Companies listed on the London Stock Exchange (LSE) have raised a record £82.5bn from investors in 2009. The LSE said investors had been keen to take up offers of new shares despite continued concerns over the economy.
The total amount raised was 16% higher than in 2008, with rights issues by banks largely responsible for the increase. In November Lloyds Banking Group alone raised £13.5bn from shareholders in the world largest ever rights issue.
On the main market, which includes the FTSE 100 companies, more than £50bn (79.5 billion USD) was raised through rights issues.

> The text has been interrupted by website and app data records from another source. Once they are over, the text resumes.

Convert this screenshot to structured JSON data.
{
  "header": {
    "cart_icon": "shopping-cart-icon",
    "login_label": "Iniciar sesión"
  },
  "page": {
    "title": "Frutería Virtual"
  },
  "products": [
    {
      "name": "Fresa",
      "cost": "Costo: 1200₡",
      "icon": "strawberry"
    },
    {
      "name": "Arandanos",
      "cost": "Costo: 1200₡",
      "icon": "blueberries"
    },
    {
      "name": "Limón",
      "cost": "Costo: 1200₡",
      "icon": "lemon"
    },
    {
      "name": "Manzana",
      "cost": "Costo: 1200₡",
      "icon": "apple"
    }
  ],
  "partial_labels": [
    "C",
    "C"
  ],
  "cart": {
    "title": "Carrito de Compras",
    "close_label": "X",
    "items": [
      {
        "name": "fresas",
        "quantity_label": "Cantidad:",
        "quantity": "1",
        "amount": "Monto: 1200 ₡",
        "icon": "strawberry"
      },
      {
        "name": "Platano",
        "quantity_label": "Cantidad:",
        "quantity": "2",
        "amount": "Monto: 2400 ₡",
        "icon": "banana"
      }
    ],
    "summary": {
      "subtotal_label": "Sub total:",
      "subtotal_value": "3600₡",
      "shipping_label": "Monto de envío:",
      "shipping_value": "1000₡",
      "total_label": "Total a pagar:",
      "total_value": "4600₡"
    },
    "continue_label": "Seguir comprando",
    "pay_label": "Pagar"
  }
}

HSBC raised £12.5bn from existing shareholders in March in order to avoid taking taxpayers' money from the government, while Royal Bank of Scotland also sought extra money to shore up its balance sheet.
Other large capital-raising programmes came from the mining company Rio Tinto, which raised £7.3bn from the markets, and the homebuilder Barratt Developments, raising more than £545m.
Tracey Pierce, head of equity primary markets at the London Stock Exchange Group, said the findings demonstrated that investors were prepared to back companies in testing times.
Our markets continued to support the capital-raising needs of companies across the year... providing firms with the backing they need to help them through testing market conditions, she said.
However, much lower sums were raised through initial public offerings (IPOs), where companies list their shares on the stock market for the first time.
Just over £1bn was raised through IPOs in 2009, compared with more than £20bn in 2007 at the height of the IPO market, the LSE said. (BBC).-